## WORK ORDER
Repeat the entries word for word. Leave nothing out.
┌─ INFORMATION PROVIDED
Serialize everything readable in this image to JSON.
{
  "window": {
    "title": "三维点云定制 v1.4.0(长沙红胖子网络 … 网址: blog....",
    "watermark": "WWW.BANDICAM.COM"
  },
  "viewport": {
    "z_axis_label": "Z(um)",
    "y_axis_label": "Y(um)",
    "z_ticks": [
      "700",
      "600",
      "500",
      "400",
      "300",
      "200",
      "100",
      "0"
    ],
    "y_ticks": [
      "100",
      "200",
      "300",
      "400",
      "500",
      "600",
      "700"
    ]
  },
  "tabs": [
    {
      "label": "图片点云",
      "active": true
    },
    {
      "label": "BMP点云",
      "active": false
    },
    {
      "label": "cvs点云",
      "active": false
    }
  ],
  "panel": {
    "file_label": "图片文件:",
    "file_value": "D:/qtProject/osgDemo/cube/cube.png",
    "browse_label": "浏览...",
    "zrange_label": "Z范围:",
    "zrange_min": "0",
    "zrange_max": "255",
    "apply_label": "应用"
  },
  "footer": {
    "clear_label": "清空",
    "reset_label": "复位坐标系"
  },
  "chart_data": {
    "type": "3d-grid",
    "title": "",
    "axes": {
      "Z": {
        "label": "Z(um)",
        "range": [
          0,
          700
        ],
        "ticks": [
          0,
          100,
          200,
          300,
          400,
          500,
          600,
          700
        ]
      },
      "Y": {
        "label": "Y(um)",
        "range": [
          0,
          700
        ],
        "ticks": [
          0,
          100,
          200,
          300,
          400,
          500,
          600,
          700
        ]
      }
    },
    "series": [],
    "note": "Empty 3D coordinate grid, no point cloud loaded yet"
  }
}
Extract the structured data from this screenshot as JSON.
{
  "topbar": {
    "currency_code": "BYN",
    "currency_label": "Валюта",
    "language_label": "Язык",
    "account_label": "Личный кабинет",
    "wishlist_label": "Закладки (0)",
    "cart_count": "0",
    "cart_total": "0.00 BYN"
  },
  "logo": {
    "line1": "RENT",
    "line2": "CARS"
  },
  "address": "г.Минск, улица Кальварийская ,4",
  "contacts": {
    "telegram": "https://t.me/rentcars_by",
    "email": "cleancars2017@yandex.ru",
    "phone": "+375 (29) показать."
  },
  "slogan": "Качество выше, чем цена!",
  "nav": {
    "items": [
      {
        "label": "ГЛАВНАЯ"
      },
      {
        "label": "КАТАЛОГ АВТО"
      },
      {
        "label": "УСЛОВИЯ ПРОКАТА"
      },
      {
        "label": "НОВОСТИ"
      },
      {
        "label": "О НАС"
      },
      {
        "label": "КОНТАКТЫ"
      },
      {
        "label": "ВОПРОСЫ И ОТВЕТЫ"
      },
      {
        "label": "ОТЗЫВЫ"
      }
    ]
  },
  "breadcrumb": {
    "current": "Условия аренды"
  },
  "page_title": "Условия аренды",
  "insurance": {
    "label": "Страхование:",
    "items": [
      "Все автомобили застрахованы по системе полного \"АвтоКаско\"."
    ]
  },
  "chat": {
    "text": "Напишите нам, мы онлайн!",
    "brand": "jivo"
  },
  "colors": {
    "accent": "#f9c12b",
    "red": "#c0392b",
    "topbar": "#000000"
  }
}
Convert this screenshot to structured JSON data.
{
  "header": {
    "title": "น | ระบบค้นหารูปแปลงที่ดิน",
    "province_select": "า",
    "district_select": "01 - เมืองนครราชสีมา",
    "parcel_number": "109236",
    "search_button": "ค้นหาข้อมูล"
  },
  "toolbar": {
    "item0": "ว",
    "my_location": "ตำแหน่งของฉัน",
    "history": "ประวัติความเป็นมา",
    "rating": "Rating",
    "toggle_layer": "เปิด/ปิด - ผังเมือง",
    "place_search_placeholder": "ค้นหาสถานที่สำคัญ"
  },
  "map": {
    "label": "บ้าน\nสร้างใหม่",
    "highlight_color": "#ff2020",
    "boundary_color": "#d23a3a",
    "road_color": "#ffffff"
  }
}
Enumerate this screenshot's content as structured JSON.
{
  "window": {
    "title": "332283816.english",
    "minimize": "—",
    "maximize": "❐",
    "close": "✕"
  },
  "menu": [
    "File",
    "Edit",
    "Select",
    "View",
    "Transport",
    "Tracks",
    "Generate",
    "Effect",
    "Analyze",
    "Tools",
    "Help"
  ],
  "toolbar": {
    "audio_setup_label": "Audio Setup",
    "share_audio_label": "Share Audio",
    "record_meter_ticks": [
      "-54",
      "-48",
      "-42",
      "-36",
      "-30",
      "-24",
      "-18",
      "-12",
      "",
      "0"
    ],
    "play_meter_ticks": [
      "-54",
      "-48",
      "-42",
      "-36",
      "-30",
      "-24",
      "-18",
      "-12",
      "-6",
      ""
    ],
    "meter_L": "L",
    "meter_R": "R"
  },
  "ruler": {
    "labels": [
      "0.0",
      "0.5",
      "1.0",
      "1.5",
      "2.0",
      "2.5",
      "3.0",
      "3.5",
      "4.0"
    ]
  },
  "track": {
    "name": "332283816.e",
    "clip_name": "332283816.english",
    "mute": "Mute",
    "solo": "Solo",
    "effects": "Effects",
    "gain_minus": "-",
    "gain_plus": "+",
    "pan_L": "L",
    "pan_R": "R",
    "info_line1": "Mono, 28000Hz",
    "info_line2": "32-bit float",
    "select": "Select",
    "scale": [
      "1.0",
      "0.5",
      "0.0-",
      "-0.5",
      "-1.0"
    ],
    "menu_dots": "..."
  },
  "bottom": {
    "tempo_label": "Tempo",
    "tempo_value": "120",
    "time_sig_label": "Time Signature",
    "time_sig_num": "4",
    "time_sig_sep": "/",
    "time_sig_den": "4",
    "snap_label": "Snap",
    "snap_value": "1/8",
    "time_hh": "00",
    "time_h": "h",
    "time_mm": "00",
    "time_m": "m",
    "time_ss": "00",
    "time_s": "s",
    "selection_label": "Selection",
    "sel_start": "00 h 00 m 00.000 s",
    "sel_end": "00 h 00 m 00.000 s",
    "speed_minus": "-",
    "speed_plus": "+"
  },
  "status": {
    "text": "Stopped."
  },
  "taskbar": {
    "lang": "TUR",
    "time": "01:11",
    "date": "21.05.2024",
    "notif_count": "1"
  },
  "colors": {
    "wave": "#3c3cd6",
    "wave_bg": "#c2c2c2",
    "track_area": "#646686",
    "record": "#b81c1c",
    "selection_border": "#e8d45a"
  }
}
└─
## ANSWER TO THE EXERCISE
Serialize everything readable in this image to JSON.
{
  "window": {
    "title": "三维点云定制 v1.4.0(长沙红胖子网络 … 网址: blog....",
    "watermark": "WWW.BANDICAM.COM"
  },
  "viewport": {
    "z_axis_label": "Z(um)",
    "y_axis_label": "Y(um)",
    "z_ticks": [
      "700",
      "600",
      "500",
      "400",
      "300",
      "200",
      "100",
      "0"
    ],
    "y_ticks": [
      "100",
      "200",
      "300",
      "400",
      "500",
      "600",
      "700"
    ]
  },
  "tabs": [
    {
      "label": "图片点云",
      "active": true
    },
    {
      "label": "BMP点云",
      "active": false
    },
    {
      "label": "cvs点云",
      "active": false
    }
  ],
  "panel": {
    "file_label": "图片文件:",
    "file_value": "D:/qtProject/osgDemo/cube/cube.png",
    "browse_label": "浏览...",
    "zrange_label": "Z范围:",
    "zrange_min": "0",
    "zrange_max": "255",
    "apply_label": "应用"
  },
  "footer": {
    "clear_label": "清空",
    "reset_label": "复位坐标系"
  },
  "chart_data": {
    "type": "3d-grid",
    "title": "",
    "axes": {
      "Z": {
        "label": "Z(um)",
        "range": [
          0,
          700
        ],
        "ticks": [
          0,
          100,
          200,
          300,
          400,
          500,
          600,
          700
        ]
      },
      "Y": {
        "label": "Y(um)",
        "range": [
          0,
          700
        ],
        "ticks": [
          0,
          100,
          200,
          300,
          400,
          500,
          600,
          700
        ]
      }
    },
    "series": [],
    "note": "Empty 3D coordinate grid, no point cloud loaded yet"
  }
}
Extract the structured data from this screenshot as JSON.
{
  "topbar": {
    "currency_code": "BYN",
    "currency_label": "Валюта",
    "language_label": "Язык",
    "account_label": "Личный кабинет",
    "wishlist_label": "Закладки (0)",
    "cart_count": "0",
    "cart_total": "0.00 BYN"
  },
  "logo": {
    "line1": "RENT",
    "line2": "CARS"
  },
  "address": "г.Минск, улица Кальварийская ,4",
  "contacts": {
    "telegram": "https://t.me/rentcars_by",
    "email": "cleancars2017@yandex.ru",
    "phone": "+375 (29) показать."
  },
  "slogan": "Качество выше, чем цена!",
  "nav": {
    "items": [
      {
        "label": "ГЛАВНАЯ"
      },
      {
        "label": "КАТАЛОГ АВТО"
      },
      {
        "label": "УСЛОВИЯ ПРОКАТА"
      },
      {
        "label": "НОВОСТИ"
      },
      {
        "label": "О НАС"
      },
      {
        "label": "КОНТАКТЫ"
      },
      {
        "label": "ВОПРОСЫ И ОТВЕТЫ"
      },
      {
        "label": "ОТЗЫВЫ"
      }
    ]
  },
  "breadcrumb": {
    "current": "Условия аренды"
  },
  "page_title": "Условия аренды",
  "insurance": {
    "label": "Страхование:",
    "items": [
      "Все автомобили застрахованы по системе полного \"АвтоКаско\"."
    ]
  },
  "chat": {
    "text": "Напишите нам, мы онлайн!",
    "brand": "jivo"
  },
  "colors": {
    "accent": "#f9c12b",
    "red": "#c0392b",
    "topbar": "#000000"
  }
}
Convert this screenshot to structured JSON data.
{
  "header": {
    "title": "น | ระบบค้นหารูปแปลงที่ดิน",
    "province_select": "า",
    "district_select": "01 - เมืองนครราชสีมา",
    "parcel_number": "109236",
    "search_button": "ค้นหาข้อมูล"
  },
  "toolbar": {
    "item0": "ว",
    "my_location": "ตำแหน่งของฉัน",
    "history": "ประวัติความเป็นมา",
    "rating": "Rating",
    "toggle_layer": "เปิด/ปิด - ผังเมือง",
    "place_search_placeholder": "ค้นหาสถานที่สำคัญ"
  },
  "map": {
    "label": "บ้าน\nสร้างใหม่",
    "highlight_color": "#ff2020",
    "boundary_color": "#d23a3a",
    "road_color": "#ffffff"
  }
}
Enumerate this screenshot's content as structured JSON.
{
  "window": {
    "title": "332283816.english",
    "minimize": "—",
    "maximize": "❐",
    "close": "✕"
  },
  "menu": [
    "File",
    "Edit",
    "Select",
    "View",
    "Transport",
    "Tracks",
    "Generate",
    "Effect",
    "Analyze",
    "Tools",
    "Help"
  ],
  "toolbar": {
    "audio_setup_label": "Audio Setup",
    "share_audio_label": "Share Audio",
    "record_meter_ticks": [
      "-54",
      "-48",
      "-42",
      "-36",
      "-30",
      "-24",
      "-18",
      "-12",
      "",
      "0"
    ],
    "play_meter_ticks": [
      "-54",
      "-48",
      "-42",
      "-36",
      "-30",
      "-24",
      "-18",
      "-12",
      "-6",
      ""
    ],
    "meter_L": "L",
    "meter_R": "R"
  },
  "ruler": {
    "labels": [
      "0.0",
      "0.5",
      "1.0",
      "1.5",
      "2.0",
      "2.5",
      "3.0",
      "3.5",
      "4.0"
    ]
  },
  "track": {
    "name": "332283816.e",
    "clip_name": "332283816.english",
    "mute": "Mute",
    "solo": "Solo",
    "effects": "Effects",
    "gain_minus": "-",
    "gain_plus": "+",
    "pan_L": "L",
    "pan_R": "R",
    "info_line1": "Mono, 28000Hz",
    "info_line2": "32-bit float",
    "select": "Select",
    "scale": [
      "1.0",
      "0.5",
      "0.0-",
      "-0.5",
      "-1.0"
    ],
    "menu_dots": "..."
  },
  "bottom": {
    "tempo_label": "Tempo",
    "tempo_value": "120",
    "time_sig_label": "Time Signature",
    "time_sig_num": "4",
    "time_sig_sep": "/",
    "time_sig_den": "4",
    "snap_label": "Snap",
    "snap_value": "1/8",
    "time_hh": "00",
    "time_h": "h",
    "time_mm": "00",
    "time_m": "m",
    "time_ss": "00",
    "time_s": "s",
    "selection_label": "Selection",
    "sel_start": "00 h 00 m 00.000 s",
    "sel_end": "00 h 00 m 00.000 s",
    "speed_minus": "-",
    "speed_plus": "+"
  },
  "status": {
    "text": "Stopped."
  },
  "taskbar": {
    "lang": "TUR",
    "time": "01:11",
    "date": "21.05.2024",
    "notif_count": "1"
  },
  "colors": {
    "wave": "#3c3cd6",
    "wave_bg": "#c2c2c2",
    "track_area": "#646686",
    "record": "#b81c1c",
    "selection_border": "#e8d45a"
  }
}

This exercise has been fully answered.